What about DURING class time? Could Lego be used in learning too, do you think?

Photo of Cicely Day

I believe during class time could work also. It could be a great end of the day kind of thing and  students can do group builds based on a restriction/question or depending on the grade a way to assess math. Such as making patterns or counting. You can use Duplos for smaller hands.

Photo of Erin Quinn

What about a Lego design challenge?

For example: have students view this photo gallery: http://www.wimp.com/25-of-the-most-unsafe-and-surprising-walks-to-school-on-planet-earth/?dsk=1&mobi=1/

Design challenge: Using the materials given (Legos), create a structure that will transport students to school safely in one of the scenarios in the photo.

Photo of Cicely Day

Yes something like that would be great and they can also learn about coding without a computer:
This can be done individually or in pairs. This can be adapted depending on the grade you teach. The goal is to get your lego person out of the maze with the least amount of code. This is done in phases depending on age and understanding. It is a great way to introduce coding, problem solving and critical thinking skills. Plus you get to build a maze with Lego
I think any opportunity to have students build structures(engineer designing) to solve real world problems is invaluable and fun. 

Photo of Erin Quinn

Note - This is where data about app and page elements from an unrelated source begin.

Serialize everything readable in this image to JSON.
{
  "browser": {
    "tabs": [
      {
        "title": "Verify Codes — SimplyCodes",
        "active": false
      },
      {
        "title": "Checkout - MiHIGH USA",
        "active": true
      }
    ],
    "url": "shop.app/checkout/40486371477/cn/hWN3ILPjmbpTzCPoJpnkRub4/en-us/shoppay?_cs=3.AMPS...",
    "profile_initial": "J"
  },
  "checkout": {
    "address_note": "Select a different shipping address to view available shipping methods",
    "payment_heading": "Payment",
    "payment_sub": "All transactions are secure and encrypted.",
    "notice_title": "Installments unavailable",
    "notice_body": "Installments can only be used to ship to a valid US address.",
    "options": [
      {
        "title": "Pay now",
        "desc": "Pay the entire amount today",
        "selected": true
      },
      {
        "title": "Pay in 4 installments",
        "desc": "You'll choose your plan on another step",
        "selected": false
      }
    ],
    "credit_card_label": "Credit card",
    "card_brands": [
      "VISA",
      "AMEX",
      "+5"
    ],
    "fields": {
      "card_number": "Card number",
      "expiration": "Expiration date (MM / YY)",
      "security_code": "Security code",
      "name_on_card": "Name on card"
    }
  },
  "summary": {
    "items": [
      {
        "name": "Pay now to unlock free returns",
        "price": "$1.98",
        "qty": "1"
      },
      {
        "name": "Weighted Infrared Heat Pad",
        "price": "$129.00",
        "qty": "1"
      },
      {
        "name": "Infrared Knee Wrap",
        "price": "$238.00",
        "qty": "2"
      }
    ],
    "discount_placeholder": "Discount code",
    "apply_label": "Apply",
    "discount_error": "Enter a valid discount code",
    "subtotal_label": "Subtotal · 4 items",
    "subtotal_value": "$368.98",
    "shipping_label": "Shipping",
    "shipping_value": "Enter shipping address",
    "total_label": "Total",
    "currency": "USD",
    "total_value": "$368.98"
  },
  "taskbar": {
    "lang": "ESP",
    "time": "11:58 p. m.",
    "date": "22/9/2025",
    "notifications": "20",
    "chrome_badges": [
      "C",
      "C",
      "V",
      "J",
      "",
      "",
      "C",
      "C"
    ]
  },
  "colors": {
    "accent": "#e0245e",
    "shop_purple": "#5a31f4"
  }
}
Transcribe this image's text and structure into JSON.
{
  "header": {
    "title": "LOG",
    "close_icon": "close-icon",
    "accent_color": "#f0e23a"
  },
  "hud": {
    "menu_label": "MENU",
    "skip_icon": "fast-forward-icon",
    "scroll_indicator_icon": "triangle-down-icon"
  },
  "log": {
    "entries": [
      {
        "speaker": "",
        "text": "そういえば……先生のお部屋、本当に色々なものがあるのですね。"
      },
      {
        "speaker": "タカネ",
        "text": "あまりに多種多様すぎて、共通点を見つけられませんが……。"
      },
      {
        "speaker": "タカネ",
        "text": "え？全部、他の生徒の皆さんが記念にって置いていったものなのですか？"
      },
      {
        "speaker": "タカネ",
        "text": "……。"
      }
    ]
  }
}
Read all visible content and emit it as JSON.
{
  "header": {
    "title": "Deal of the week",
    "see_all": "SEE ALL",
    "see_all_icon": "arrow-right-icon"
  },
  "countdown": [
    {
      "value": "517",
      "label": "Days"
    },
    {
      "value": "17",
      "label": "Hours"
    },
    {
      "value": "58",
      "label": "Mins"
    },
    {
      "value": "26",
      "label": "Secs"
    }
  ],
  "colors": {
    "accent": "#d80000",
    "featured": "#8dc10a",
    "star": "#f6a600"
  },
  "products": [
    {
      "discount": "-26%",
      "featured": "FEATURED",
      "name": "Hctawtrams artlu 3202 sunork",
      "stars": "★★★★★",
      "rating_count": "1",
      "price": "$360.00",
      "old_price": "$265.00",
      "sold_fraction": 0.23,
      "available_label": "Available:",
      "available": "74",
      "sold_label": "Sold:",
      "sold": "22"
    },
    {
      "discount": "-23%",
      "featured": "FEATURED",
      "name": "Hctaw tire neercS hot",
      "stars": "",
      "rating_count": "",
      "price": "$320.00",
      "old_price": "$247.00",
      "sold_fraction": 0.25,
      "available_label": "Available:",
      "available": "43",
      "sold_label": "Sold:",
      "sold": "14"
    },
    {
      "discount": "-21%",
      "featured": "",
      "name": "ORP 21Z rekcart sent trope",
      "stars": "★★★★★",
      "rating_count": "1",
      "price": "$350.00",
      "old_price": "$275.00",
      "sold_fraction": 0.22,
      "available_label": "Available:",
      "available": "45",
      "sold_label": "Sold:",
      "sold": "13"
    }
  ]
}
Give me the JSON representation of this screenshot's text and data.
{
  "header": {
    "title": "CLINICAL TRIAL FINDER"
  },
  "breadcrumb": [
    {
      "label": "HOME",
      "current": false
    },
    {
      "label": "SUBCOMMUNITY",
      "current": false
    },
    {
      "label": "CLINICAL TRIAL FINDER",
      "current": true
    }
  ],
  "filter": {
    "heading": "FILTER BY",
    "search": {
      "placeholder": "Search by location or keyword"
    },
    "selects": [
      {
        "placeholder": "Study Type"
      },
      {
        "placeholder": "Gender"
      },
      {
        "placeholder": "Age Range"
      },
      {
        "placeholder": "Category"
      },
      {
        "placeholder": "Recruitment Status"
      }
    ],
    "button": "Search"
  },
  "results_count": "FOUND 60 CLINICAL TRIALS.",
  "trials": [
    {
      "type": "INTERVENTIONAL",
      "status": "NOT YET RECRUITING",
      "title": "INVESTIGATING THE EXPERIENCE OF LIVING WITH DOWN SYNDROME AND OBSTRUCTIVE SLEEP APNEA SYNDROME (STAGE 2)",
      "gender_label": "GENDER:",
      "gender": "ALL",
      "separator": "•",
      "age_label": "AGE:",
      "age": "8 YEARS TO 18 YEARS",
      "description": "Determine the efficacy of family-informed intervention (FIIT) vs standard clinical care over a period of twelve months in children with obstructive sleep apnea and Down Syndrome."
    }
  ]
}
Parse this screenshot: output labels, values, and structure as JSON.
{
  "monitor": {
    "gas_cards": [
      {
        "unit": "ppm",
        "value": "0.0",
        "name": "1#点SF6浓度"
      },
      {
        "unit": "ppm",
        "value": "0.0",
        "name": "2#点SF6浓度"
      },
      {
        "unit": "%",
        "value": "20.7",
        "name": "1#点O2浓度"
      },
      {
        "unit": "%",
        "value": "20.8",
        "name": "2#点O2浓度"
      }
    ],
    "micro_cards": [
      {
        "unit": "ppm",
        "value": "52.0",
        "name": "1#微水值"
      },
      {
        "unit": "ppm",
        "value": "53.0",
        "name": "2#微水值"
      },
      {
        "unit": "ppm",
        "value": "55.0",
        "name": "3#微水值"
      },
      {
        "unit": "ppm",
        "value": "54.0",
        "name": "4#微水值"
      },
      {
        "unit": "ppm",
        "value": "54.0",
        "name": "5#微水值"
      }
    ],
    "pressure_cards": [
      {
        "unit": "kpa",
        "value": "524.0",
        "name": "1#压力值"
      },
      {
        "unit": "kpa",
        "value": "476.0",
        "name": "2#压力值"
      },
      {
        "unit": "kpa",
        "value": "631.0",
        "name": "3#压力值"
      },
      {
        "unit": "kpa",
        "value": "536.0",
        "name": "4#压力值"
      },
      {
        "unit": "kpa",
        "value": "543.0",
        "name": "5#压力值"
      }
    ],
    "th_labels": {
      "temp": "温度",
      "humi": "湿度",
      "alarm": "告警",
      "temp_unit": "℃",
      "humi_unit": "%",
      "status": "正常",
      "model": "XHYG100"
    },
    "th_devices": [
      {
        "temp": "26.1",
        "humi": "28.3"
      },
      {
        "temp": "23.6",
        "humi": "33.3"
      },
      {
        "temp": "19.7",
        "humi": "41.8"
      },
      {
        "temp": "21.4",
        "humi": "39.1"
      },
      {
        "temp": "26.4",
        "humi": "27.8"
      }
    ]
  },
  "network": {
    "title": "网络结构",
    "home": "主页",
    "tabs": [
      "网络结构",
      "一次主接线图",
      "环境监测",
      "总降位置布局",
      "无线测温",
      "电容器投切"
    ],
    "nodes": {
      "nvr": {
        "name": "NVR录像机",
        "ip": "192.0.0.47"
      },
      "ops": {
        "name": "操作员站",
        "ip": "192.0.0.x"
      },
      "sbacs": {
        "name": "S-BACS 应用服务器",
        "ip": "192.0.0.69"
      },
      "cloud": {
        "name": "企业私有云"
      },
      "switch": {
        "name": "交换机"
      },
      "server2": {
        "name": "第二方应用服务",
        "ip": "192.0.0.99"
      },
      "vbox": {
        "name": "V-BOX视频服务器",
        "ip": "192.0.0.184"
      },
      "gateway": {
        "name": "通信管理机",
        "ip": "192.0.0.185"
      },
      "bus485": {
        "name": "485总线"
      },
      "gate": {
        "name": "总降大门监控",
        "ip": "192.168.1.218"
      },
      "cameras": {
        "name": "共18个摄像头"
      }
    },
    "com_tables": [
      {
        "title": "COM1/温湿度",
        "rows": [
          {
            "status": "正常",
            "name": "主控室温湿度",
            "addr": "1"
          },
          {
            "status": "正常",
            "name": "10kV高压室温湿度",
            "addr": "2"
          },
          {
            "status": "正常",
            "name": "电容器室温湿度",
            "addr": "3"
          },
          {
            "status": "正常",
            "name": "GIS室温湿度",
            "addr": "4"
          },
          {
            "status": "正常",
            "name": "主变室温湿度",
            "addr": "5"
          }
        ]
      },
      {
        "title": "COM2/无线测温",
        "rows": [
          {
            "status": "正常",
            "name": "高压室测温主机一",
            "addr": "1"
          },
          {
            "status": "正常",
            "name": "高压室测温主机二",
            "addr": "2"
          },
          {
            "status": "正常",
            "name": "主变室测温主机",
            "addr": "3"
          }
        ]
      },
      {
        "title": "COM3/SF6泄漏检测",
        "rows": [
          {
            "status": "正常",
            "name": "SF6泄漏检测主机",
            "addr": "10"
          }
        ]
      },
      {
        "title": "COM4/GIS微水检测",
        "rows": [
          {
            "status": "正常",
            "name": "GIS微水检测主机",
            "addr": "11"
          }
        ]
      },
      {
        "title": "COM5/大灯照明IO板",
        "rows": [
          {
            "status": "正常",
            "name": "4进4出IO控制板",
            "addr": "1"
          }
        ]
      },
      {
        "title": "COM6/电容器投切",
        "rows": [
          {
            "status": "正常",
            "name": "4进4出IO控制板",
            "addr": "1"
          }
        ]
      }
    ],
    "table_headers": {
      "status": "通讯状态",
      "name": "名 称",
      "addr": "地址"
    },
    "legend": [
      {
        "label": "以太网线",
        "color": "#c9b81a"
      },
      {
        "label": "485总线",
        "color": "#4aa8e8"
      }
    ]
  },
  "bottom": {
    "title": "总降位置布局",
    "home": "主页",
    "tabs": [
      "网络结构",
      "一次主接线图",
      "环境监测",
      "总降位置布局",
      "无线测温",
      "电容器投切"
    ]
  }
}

Great idea, Cicely! Love that idea of coding with Lego! I think there's great potential for a meaningful and impactful task here. I'd love to see where you go next with it! :)